    You cannot pray “Your kingdom come” until you pray “my kingdom go.” When Jesus said, “Seek first the kingdom of God and His righteousness” (Matthew 6:33), He was saying, “Principally, in everything you say and do, before anything else, seek first and foremost the rule and reign of God in your life.

  • This is an evangelistic request.

    As God’s kingdom is ruling and reigning in our own lives, we can play a part in bringing it to others, as well. Another way God’s kingdom is brought to this earth is when a new soul is brought to Jesus. Thus, this becomes an evangelistic prayer, as we pray for the rule and reign of Jesus in the lives of many others.

No one is beyond the reach of prayer or the need of salvation!

There is no doubt that it is God’s will that people come to believe in Jesus Christ (see Isaiah 53:12; 2 Peter 3:9). A striking illustration of prayer for a nonbeliever is shown in the case of Stephen, who was being stoned for his bold, uncompromising stand for Jesus. As he was being stoned, Stephen prayed, “Lord, do not hold this sin against them” (Acts 7:60). We know that a young man named Saul of Tarsus oversaw this execution that day. Could Stephen, inspired by the Holy Spirit, have been praying for Saul specifically?
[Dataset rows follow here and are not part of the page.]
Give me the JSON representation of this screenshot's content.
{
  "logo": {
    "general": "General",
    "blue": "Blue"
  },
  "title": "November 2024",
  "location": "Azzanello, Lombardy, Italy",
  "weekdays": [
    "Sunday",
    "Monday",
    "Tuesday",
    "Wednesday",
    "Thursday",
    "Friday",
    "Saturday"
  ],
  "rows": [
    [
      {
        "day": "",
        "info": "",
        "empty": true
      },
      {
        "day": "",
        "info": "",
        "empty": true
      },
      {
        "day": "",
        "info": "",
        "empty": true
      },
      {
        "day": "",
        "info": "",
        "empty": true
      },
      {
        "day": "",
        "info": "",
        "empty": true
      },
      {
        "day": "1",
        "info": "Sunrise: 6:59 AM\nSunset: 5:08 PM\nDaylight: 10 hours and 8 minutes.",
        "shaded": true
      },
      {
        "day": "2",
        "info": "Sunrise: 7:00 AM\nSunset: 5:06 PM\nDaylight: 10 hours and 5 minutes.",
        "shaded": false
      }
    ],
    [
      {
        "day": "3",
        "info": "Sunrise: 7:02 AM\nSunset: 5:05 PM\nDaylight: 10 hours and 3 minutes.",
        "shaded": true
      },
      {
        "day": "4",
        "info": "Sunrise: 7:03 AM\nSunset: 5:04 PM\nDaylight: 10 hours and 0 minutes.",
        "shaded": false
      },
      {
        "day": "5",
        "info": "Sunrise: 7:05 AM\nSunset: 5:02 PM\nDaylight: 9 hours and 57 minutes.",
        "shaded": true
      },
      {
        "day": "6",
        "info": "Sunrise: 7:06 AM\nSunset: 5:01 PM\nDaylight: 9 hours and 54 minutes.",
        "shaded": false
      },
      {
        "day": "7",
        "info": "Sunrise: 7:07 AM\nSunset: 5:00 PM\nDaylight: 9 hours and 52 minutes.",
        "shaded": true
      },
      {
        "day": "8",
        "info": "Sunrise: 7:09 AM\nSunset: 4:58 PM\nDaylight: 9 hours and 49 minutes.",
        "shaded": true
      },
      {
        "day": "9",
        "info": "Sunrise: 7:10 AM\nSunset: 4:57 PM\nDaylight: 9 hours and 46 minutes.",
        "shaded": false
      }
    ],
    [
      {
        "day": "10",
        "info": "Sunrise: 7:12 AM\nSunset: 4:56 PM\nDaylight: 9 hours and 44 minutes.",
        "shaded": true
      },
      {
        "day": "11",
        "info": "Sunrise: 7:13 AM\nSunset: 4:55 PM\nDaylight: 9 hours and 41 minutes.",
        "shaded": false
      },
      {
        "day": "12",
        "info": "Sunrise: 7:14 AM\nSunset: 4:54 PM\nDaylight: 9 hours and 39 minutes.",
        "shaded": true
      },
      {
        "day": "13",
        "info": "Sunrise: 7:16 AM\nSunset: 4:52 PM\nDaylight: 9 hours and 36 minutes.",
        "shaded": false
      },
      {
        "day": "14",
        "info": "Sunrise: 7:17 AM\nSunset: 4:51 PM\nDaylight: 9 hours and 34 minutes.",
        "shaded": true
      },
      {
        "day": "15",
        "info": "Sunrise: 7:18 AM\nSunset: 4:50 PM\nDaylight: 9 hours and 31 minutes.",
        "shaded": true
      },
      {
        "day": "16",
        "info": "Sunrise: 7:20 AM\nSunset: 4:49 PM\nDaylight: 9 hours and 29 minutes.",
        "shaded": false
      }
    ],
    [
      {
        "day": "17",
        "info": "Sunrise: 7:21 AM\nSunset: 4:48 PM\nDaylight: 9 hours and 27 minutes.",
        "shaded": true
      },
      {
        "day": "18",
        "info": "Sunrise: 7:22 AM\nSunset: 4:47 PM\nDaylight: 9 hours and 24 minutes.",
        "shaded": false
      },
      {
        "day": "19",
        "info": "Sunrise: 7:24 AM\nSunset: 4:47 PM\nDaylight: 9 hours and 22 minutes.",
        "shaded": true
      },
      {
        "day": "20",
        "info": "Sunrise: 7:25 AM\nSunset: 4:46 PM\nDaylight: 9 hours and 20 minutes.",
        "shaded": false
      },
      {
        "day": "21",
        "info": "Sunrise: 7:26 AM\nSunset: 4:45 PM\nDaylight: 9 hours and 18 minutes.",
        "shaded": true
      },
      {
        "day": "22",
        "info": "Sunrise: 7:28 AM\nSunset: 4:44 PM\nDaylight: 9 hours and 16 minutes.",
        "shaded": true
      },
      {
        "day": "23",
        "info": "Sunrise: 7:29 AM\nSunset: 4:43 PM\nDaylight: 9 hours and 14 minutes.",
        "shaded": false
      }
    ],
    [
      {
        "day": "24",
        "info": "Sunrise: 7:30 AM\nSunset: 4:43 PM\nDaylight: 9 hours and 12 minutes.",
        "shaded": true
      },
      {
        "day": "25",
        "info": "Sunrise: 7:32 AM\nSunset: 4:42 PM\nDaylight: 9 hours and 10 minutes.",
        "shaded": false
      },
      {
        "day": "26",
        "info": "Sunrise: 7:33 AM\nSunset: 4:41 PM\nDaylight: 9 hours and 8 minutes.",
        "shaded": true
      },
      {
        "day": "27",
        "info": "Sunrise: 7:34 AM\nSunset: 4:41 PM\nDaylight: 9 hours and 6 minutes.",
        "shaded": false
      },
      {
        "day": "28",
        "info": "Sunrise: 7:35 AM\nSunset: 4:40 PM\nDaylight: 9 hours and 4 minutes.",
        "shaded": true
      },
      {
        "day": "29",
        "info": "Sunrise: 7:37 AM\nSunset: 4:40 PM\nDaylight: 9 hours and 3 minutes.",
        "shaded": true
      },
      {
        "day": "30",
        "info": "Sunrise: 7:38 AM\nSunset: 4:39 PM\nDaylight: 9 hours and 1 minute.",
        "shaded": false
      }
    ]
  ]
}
So unexpected was the answer to this prayer, that when Saul was converted, most did not believe it.

Paul himself spoke of the burden he had for the Jews to come to Jesus: “Brothers, my heart’s desire and my prayer to God for the Israelites is that they may be saved” (Romans 10:1). While it is not biblical to claim someone to be saved, it is very biblical to pray for that person to come to Christ.

The apostle Paul’s model for evangelistic prayer

“Therefore I exhort first of all that supplications, prayers, intercessions, and giving of thanks be made for all men, for kings and all who are in authority, that we may lead a quiet and peaceable life in all godliness and reverence. For this is good and acceptable in the sight of God our Savior, who desires all men to be saved and to come to the knowledge of the truth” (1 Timothy 2:1–4).

Paul makes some subtle differences in the words he uses for prayer in this model for evangelistic prayer. The word intercessions comes from a root word meaning “to fall in with someone.” It speaks of identifying with someone, sensing their need, and showing empathy and compassion. Why is this important? I am not going to share the gospel with someone—much less pray for them—if I do not care about their plight and situation.

“Winners of souls must first be weepers of souls.” —C.H. Spurgeon

“Give me souls or take away my soul!” —George Whitfield

This passage says that we are to pray “for all men, for kings and all who are in authority.” When Paul gave these words, Caesar Nero was on the throne. He was one of the worst persecutors of Christians in church history. From a purely human point of view, it would seem appropriate for Paul to have us praying for the removal of evil rulers from power. Yet, Paul tells Christians to pray for such people, and to pray for their salvation.

Likewise, we need to pray that our leaders would come to Christ, and that they would rule with wisdom. We should pray that God would raise up godly people to influence them. And if they are sinning against God, we should pray that they would be convicted by the Holy Spirit and repent. If the church really took this to heart, what a profound impact it could have on our nation!

  • Is God’s name hallowed in your life today?
  • Is He ruling over your family, your business, and your friendships?
  • Is His kingdom securely established in your life?
  • Are you praying for those who do not know the Lord?

Let us not just be hearers of the Word, but doers of the Word (see James 1:22).

Did you pray with Pastor Greg?

To help you get started, we would love to send you a free Bible and other resources to help you grow in your faith.

Get Resources
In thanks for your gift . . .

In thanks for your gift . . .

Drawing from the expertise of rock star Alice Cooper, baseball legend Darryl Strawberry, and others, Fame: Fortunes, Failure and Faith reveals how only Jesus can bring the satisfaction that fame-chasers truly desire.

Support today!